▸ Exercise requirements: Exactly as written, retype the listing below, omitting the pictures.

▸ Recorded data:
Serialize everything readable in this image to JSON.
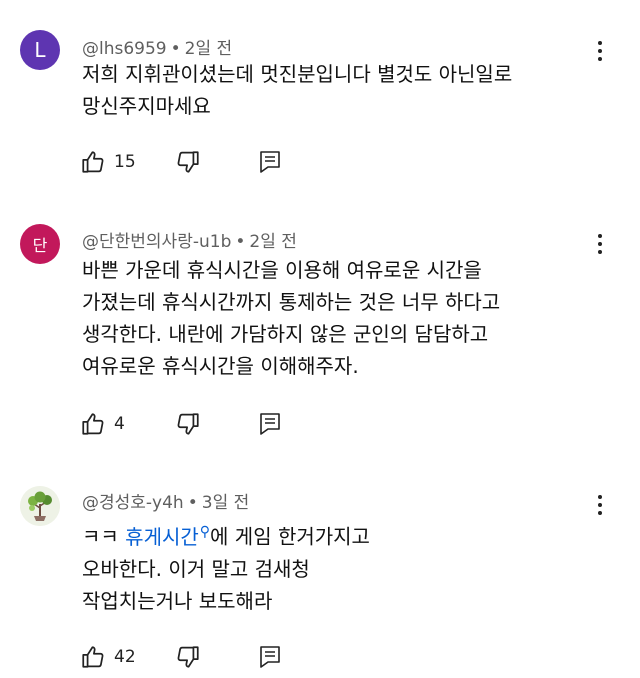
{
  "comments": [
    {
      "avatar_letter": "L",
      "avatar_color": "#5e35b1",
      "username": "@lhs6959",
      "time": "2일 전",
      "lines": [
        "저희 지휘관이셨는데 멋진분입니다 별것도 아닌일로",
        "망신주지마세요"
      ],
      "likes": "15"
    },
    {
      "avatar_letter": "단",
      "avatar_color": "#c2185b",
      "username": "@단한번의사랑-u1b",
      "time": "2일 전",
      "lines": [
        "바쁜 가운데 휴식시간을  이용해 여유로운  시간을",
        "가졌는데  휴식시간까지 통제하는 것은 너무 하다고",
        "생각한다. 내란에 가담하지 않은 군인의 담담하고",
        "여유로운 휴식시간을 이해해주자."
      ],
      "likes": "4"
    },
    {
      "avatar_icon": "tree-avatar-icon",
      "username": "@경성호-y4h",
      "time": "3일 전",
      "line1_prefix": "ㅋㅋ ",
      "line1_link": "휴게시간",
      "line1_suffix": "에 게임 한거가지고",
      "lines": [
        "오바한다. 이거 말고 검새청",
        "작업치는거나 보도해라"
      ],
      "likes": "42"
    }
  ],
  "separator": "•"
}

▸ Answer to this problem:
Serialize everything readable in this image to JSON.
{
  "comments": [
    {
      "avatar_letter": "L",
      "avatar_color": "#5e35b1",
      "username": "@lhs6959",
      "time": "2일 전",
      "lines": [
        "저희 지휘관이셨는데 멋진분입니다 별것도 아닌일로",
        "망신주지마세요"
      ],
      "likes": "15"
    },
    {
      "avatar_letter": "단",
      "avatar_color": "#c2185b",
      "username": "@단한번의사랑-u1b",
      "time": "2일 전",
      "lines": [
        "바쁜 가운데 휴식시간을  이용해 여유로운  시간을",
        "가졌는데  휴식시간까지 통제하는 것은 너무 하다고",
        "생각한다. 내란에 가담하지 않은 군인의 담담하고",
        "여유로운 휴식시간을 이해해주자."
      ],
      "likes": "4"
    },
    {
      "avatar_icon": "tree-avatar-icon",
      "username": "@경성호-y4h",
      "time": "3일 전",
      "line1_prefix": "ㅋㅋ ",
      "line1_link": "휴게시간",
      "line1_suffix": "에 게임 한거가지고",
      "lines": [
        "오바한다. 이거 말고 검새청",
        "작업치는거나 보도해라"
      ],
      "likes": "42"
    }
  ],
  "separator": "•"
}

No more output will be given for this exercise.